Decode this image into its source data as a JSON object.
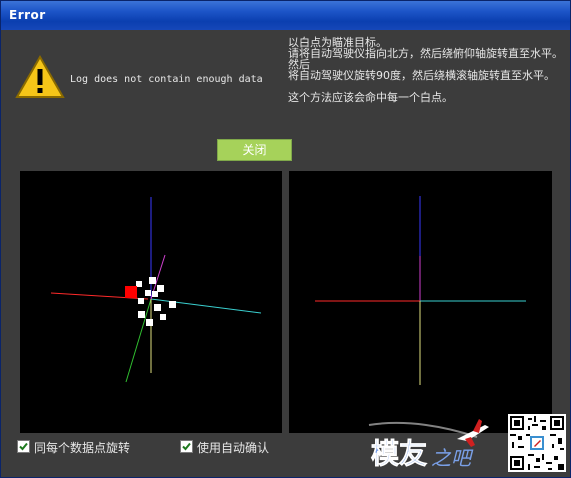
{
  "window": {
    "title": "Error"
  },
  "dialog": {
    "log_message": "Log does not contain enough data",
    "instructions": [
      "以白点为瞄准目标。",
      "请将自动驾驶仪指向北方，然后绕俯仰轴旋转直至水平。",
      "然后",
      "将自动驾驶仪旋转90度，然后绕横滚轴旋转直至水平。",
      "",
      "这个方法应该会命中每一个白点。"
    ],
    "close_label": "关闭"
  },
  "options": {
    "rotate_each_point_label": "同每个数据点旋转",
    "rotate_each_point_checked": true,
    "auto_accept_label": "使用自动确认",
    "auto_accept_checked": true
  },
  "watermark": {
    "text": "模友之吧"
  },
  "colors": {
    "axis_red": "#ff2a2a",
    "axis_blue": "#3a3aff",
    "axis_cyan": "#3ad0d0",
    "axis_magenta": "#d040d0",
    "axis_green": "#30c030",
    "axis_yellow": "#e0e080",
    "target_point": "#ffffff",
    "current_point": "#ff0000",
    "button_bg": "#a6d25a"
  }
}
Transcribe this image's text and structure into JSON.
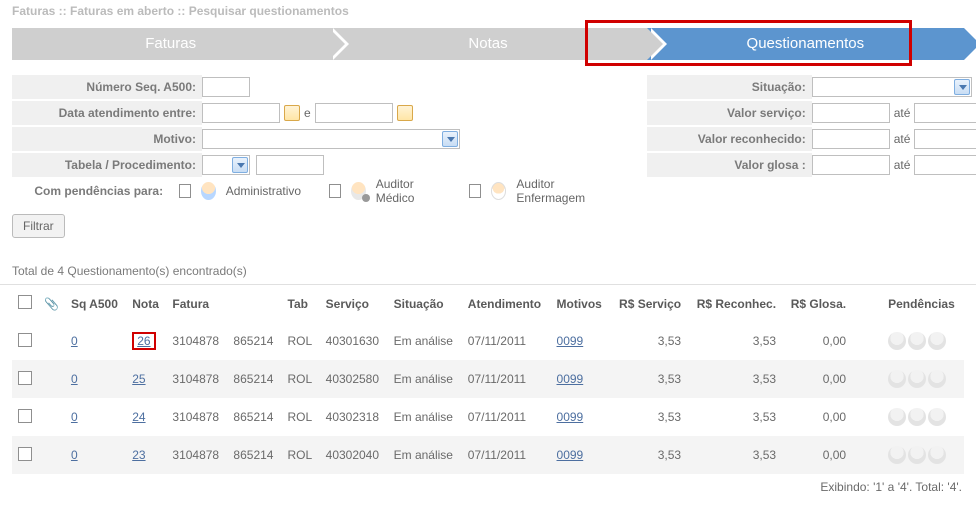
{
  "breadcrumb": "Faturas :: Faturas em aberto :: Pesquisar questionamentos",
  "tabs": {
    "faturas": "Faturas",
    "notas": "Notas",
    "questionamentos": "Questionamentos"
  },
  "filters": {
    "numseq": "Número Seq. A500:",
    "dataentre": "Data atendimento entre:",
    "e": "e",
    "motivo": "Motivo:",
    "tabproc": "Tabela / Procedimento:",
    "compend": "Com pendências para:",
    "situacao": "Situação:",
    "valservico": "Valor serviço:",
    "valrec": "Valor reconhecido:",
    "valglosa": "Valor glosa :",
    "ate": "até",
    "admin": "Administrativo",
    "medico": "Auditor Médico",
    "enf": "Auditor Enfermagem",
    "filtrar": "Filtrar"
  },
  "resultmsg": "Total de 4 Questionamento(s) encontrado(s)",
  "headers": {
    "sq": "Sq A500",
    "nota": "Nota",
    "fatura": "Fatura",
    "tab": "Tab",
    "servico": "Serviço",
    "situacao": "Situação",
    "atend": "Atendimento",
    "motivos": "Motivos",
    "rsserv": "R$ Serviço",
    "rsrec": "R$ Reconhec.",
    "rsglosa": "R$ Glosa.",
    "pend": "Pendências"
  },
  "rows": [
    {
      "sq": "0",
      "nota": "26",
      "hl": true,
      "fatura": "3104878",
      "fat2": "865214",
      "tab": "ROL",
      "servico": "40301630",
      "sit": "Em análise",
      "atend": "07/11/2011",
      "motivo": "0099",
      "rsserv": "3,53",
      "rsrec": "3,53",
      "rsglo": "0,00"
    },
    {
      "sq": "0",
      "nota": "25",
      "hl": false,
      "fatura": "3104878",
      "fat2": "865214",
      "tab": "ROL",
      "servico": "40302580",
      "sit": "Em análise",
      "atend": "07/11/2011",
      "motivo": "0099",
      "rsserv": "3,53",
      "rsrec": "3,53",
      "rsglo": "0,00"
    },
    {
      "sq": "0",
      "nota": "24",
      "hl": false,
      "fatura": "3104878",
      "fat2": "865214",
      "tab": "ROL",
      "servico": "40302318",
      "sit": "Em análise",
      "atend": "07/11/2011",
      "motivo": "0099",
      "rsserv": "3,53",
      "rsrec": "3,53",
      "rsglo": "0,00"
    },
    {
      "sq": "0",
      "nota": "23",
      "hl": false,
      "fatura": "3104878",
      "fat2": "865214",
      "tab": "ROL",
      "servico": "40302040",
      "sit": "Em análise",
      "atend": "07/11/2011",
      "motivo": "0099",
      "rsserv": "3,53",
      "rsrec": "3,53",
      "rsglo": "0,00"
    }
  ],
  "footer": "Exibindo: '1' a '4'. Total: '4'."
}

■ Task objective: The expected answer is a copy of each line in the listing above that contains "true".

■ Exercise answer:
    "rotate_each_point_checked": true,
    "auto_accept_checked": true
      "hl": true,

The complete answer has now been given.